Staphylococcus (sometimes called “staph”) is a group of bacteria that can cause a multitude of diseases. Staph infections may cause disease due to direct infection or due to the production of toxins by the bacteria.


Streptococcus Group A (group A strep) 

This is a type of bacterium that can cause many different infections that range from minor illnesses to very serious and deadly diseases.

  

Streptococcus Group B (group B strep)

This is a common bacterium often carried in your intestines or lower genital tract. Group B strep is usually harmless in adults. In newborns, however, it can cause a serious illness known as group B strep disease.

  

Ureaplasma Genus (1-2)

Ureaplasma biovars, Ureaplasma urealyticum and Ureaplasma parvum, are now designated as separate species. Separation of these species is not possible except via molecular techniques such as polymerase chain reaction (PCR). Therefore, they are now considered together as Ureaplasma species.

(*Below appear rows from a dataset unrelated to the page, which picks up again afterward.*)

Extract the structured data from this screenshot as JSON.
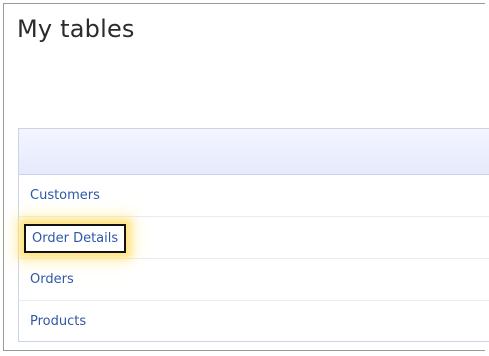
{
  "header": {
    "title": "My tables"
  },
  "tables": {
    "rows": [
      {
        "label": "Customers",
        "highlighted": false
      },
      {
        "label": "Order Details",
        "highlighted": true
      },
      {
        "label": "Orders",
        "highlighted": false
      },
      {
        "label": "Products",
        "highlighted": false
      }
    ]
  },
  "colors": {
    "link": "#2f57a8",
    "header_band": "#e6eafb",
    "highlight_glow": "#ffe078"
  }
}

U parvum is generally the most common species detected in various clinical specimens but U urealyticum is apparently more pathogenic in conditions such as male urethritis. This differential pathogenicity at the species level has not been shown consistently for other disease conditions.